Posted and filed under FWA, Medical Record Auditing.

Commercial Health Plans

The act of tailoring medical record audit procedures to the needs of a particular health plan is not a novel concept. Different commercial healthcare payers maintain requirements unique to their served populations, and audits are consistently slightly augmented in order to focus on E/M, specific and proper modifier usage, and other various criteria.

With commercial audits, no matter the variances in specificity, there are core concepts that remain static. Four core principles will almost always remain unchanged for commercial health plans:

  • Perception of Providers
    • The very existence of any commercial health plan relies on the clinicians and providers who accept patients with their particular insurance plans. Without a network of providers, the health plan would flounder.
  • Reasons for Auditing
    • The intention of a commercial health plan review is typically to promote provider education. Through the education and enlightenment of providers, commercial plans hope to improve the flow of funds and maintain member protection.
  • Audit Results
    • Fraud, waste, and abuse (FWA) are often detected in commercial health plan reviews, though the exposure of such discrepancies does not often reach full awareness potential. The value of FWA identification is often lost due to the scope of work and audit limitations.
  • Fund Recovery
    • Recovery audits for commercial health plans do result in the collection of funds, but recovery sums are typically average in scale.

Due to commercial plans’ reliance on providers, they are able to hide behind “educational audits”, where providers only face minor penalties for violations. This allows them to cater to their providers, while still making an effort to protect their members and funds. Their unique perception of providers influences the selection process, and where the audits are targeted.

Commercial health plans tend to base audits on trend billing patterns. High level Evaluation and Management (E/M) codes, overutilization, and outliers, or data reported by peers or other plans within a similar region are all common focal points of commercial audits.

Federal Health Plans (CMS)

The necessity of adaptation is best demonstrated when medical record auditors accustomed to the uniform nature of commercial health plans are faced with a federal health plan review. Where they had previously experienced minor changes between commercial plans, federal health plan reviews present not only differences in audit requirements – but in core principles as well.

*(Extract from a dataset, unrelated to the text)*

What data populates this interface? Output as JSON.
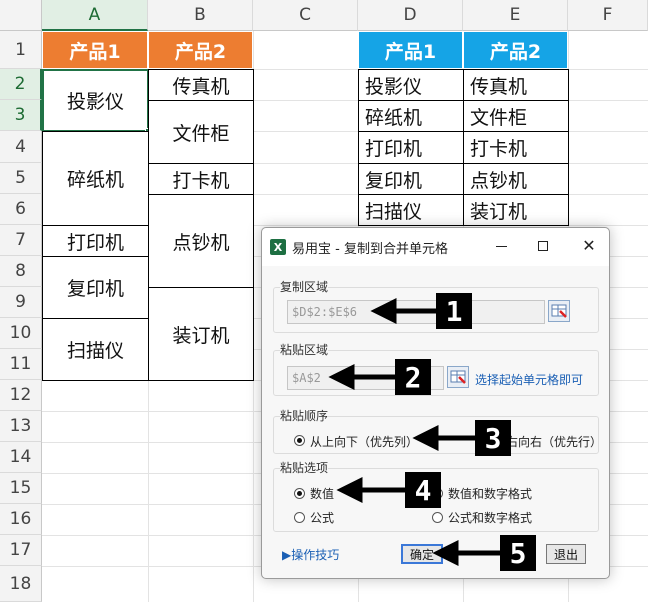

  • Perception of Providers
    • Providers are typically seen as a method of patient care delivery. They are a necessary actor in the health care process.
  • Reasons for Auditing
    • Audits performed in the federal health care sector are performed to protect funds and beneficiaries.
  • Audit Results
    • The identification of FWA is a result of both commercial and federal reviews. When FWA is detected in a federal health plan review, violators of policy and law are faced with consequences and penalties with high severity.
  • Fund Recovery
    • Federal audits often yield extremely high sums of recovered funds. In fact, Advize Health performed a federal health plan review that resulted in and $976,014.00 Had this same audit been performed for a commercial health plan, the recovery would have only been $3,274.65.

Federal (CMS) audits do not rely on provider participation, as they are equipped with an endless pool of providers and patients. Federal audits focus on potentially high-dollar recoveries and strive to maintain Program Integrity. The loss or exclusion of a participating provider serves to protect Program Integrity, which prevents CMS from spending millions of dollars on FWA. This stance on provider participation and recovery goals means that the selection process for federal audits is also different than that of commercial health plans.

CMS selects a provider or practice for an investigation based off of data mining, filed complaints, referrals, and reports. Referrals used to determine audit participation are often coming from CMS contractors, including RACs, ZPICs, and MICs. Complaints can come from any source associated with the practice or institution, including physicians, employees, and other Whistle Blowers.

An auditor’s ability to recognize the individual needs of commercial and government health plans can only serve to create a more robust community of compliance professionals. It is important to approach audits with intention and criteria in mind in order to reach the full potential of audit results and resolution.